Applications to convert a vacant elementary school in Uptown into apartments and a plan to add four more stories to the new Nobu Hotel in Fulton Market are on tap for the city’s Plan Commission today, as well as a new townhome development for the Galewood neighborhood on the city’s West Side.

Developer Morningside Equities Group is behind a plan to rehabilitate and convert the five-story Graeme Stewart Elementary School into a 64-unit residential building with 100 off-street parking spots. Located at 4525 North Kenmore Ave., the school is in Ald. James Cappleman’s 46th Ward. The school was one of 50 Chicago Public Schools closed in 2013. Built in 1906, the school was recently proposed as a Chicago landmark.

Morningside’s David M. Strosberg and Mary Ellen Martin are seeking to establish a planned development, because the unit count exceeds the threshold allowed in an RT-4 district. Morningside bought the school in January 2016.

The developer behind a Nobu Hotel in Fulton Market will return back to the Plan Commission to amend their existing planned development, first approved by the land-use body and subsequently the City Council in June 2015. The hotel is currently under construction. Mayor Rahm Emanuel and Ald. Walter Burnett (27) attended a groundbreaking ceremony on June 20, 2016. Two days later, at the June monthly City Council meeting, Mark Hunt filed an application for an amended PD to add four stories to the building for a total of 11-stories.

The Nobu Hospitality Group, started by famed Japanese Chef Nobu Matsuhisa, operates hotels and restaurants across the country, all located in refurbished buildings. Chicago’s is the only one that’s new construction.

In June of 2015, commissioners approved a scaled down redesign for a proposed Nobu Hotel and restaurant for a vacant lot in the West Loop. The original plan called for 155 hotel rooms, 65 parking spaces and a 10,000 square foot restaurant. The truncated size of the building was due not to concerns by local residents, but rather from concerns raised by Ald. Burnett and the city’s Department of Planning and Development. Ald. Burnett testified that he and the city were concerned a taller building would go against the character of the neighborhood, which at the time was being considered for landmark status.
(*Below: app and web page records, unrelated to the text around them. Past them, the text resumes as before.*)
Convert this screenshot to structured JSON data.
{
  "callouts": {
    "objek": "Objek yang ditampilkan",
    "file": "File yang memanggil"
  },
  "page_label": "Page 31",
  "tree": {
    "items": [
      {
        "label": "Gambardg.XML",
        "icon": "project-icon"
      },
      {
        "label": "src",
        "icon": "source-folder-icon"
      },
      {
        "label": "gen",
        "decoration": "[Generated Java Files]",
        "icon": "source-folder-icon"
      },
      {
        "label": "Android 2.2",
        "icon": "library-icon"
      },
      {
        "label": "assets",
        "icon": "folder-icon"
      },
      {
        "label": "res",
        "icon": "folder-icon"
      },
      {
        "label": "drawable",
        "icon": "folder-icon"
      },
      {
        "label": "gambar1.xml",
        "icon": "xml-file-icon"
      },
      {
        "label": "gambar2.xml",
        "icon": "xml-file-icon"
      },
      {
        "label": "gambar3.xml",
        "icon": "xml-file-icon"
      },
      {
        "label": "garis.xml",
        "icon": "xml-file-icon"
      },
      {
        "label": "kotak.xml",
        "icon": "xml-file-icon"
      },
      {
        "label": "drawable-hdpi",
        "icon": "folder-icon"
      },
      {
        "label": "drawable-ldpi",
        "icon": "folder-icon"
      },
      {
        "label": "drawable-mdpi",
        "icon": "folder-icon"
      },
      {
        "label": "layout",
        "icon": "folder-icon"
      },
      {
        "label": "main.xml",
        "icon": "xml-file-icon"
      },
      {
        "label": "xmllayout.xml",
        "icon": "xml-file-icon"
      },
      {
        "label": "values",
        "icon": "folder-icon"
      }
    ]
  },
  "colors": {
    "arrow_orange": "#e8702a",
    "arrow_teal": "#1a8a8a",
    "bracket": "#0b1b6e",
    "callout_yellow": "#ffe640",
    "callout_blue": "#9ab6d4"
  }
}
The project, as approved by the Plan Commission last year, was seven stories with 83 hotel rooms and 35 off-site parking spots. Plans also included an amenity level, rooftop penthouse, and outdoor seating for the restaurant. Since the project qualifies as Transit Oriented Development–the new Morgan St. CTA station is within 600 ft. of the site–developers weren’t required to build on-site parking, but purchased a building on Mason and Randolph St. as a backup lot, according to the developer’s legal counsel, Rolando Acosta, with law firm Ginsberg Jacobs.

At that June meeting, Zoning Administrator Patti Scudiero said she never thought the day would come when the project would finally reach the Plan Commission. When the project first reached her desk in 2012, Scudiero recalled, developers had requested that the site be rezoned as a Downtown district, which would have removed height restrictions. She said it was a big ask, especially as the Department was developing the Fulton Market Innovation District Plan. She thanked the applicant for being “more than patient with the City.”

And rarely is there an application for a large scale housing development outside the city’s central business district or north side, but today the Plan Commission will consider a zoning application from Mia Property Acquisitions (NOAH Properties) to build 14 three-story homes, for a total of 84-units in the city’s Glenwood neighborhood. The housing development is planned for a large vacant lot that spans the 2100 block of North Natchez, next to Roberto Clemente School. The project triggers the city’s affordable housing requirements (ARO), but the zoning application doesn’t detail if the developer is paying the in-lieu fee or providing on-site affordable units.  

Other Map Amendment/Planned Development Applications on the Plan Commission Agenda:

  • 57-61 W. Erie Street (42nd) – LG Development Group (Brian Goldberg, Barry Howard, Marc Lifshin) are seeking to establish a planned development to build a 12-story, 10-unit condo-building with a ground floor lobby and 10 parking spaces. The project is divided into two sub-areas. The new construction will be located in Sub-Area A; Sub-Area B is currently a four-story residential building with no changes proposed. The city’s ARO is triggered, and requires one affordable unit or an in-lieu fee.
  • 46 East Oak Street. (42nd Ward) – Since this is a Lake Michigan and Chicago Lakefront Protection Application, there’s no corresponding ordinance for this development plan. Plans call for a four-story commercial retail building with office space. According to the Plan Commission agenda, the developer is “STRS L3 ACQ4, LLC” (Thor Equities, according to Crain’s Chicago.)
  • 1760 W. Wrightwood Avenue (32nd Ward) This is another application to amend an existing planned development first approved in 2001. Hartland Park Master Homeowners Association wants to amend PD # 797 “to allow the applicant to retain as private all streets within the Planned Development and allow the applicant to continue to be responsible for and regulate the streets” according to the letter filed by their attorney, Thomas S. Moore.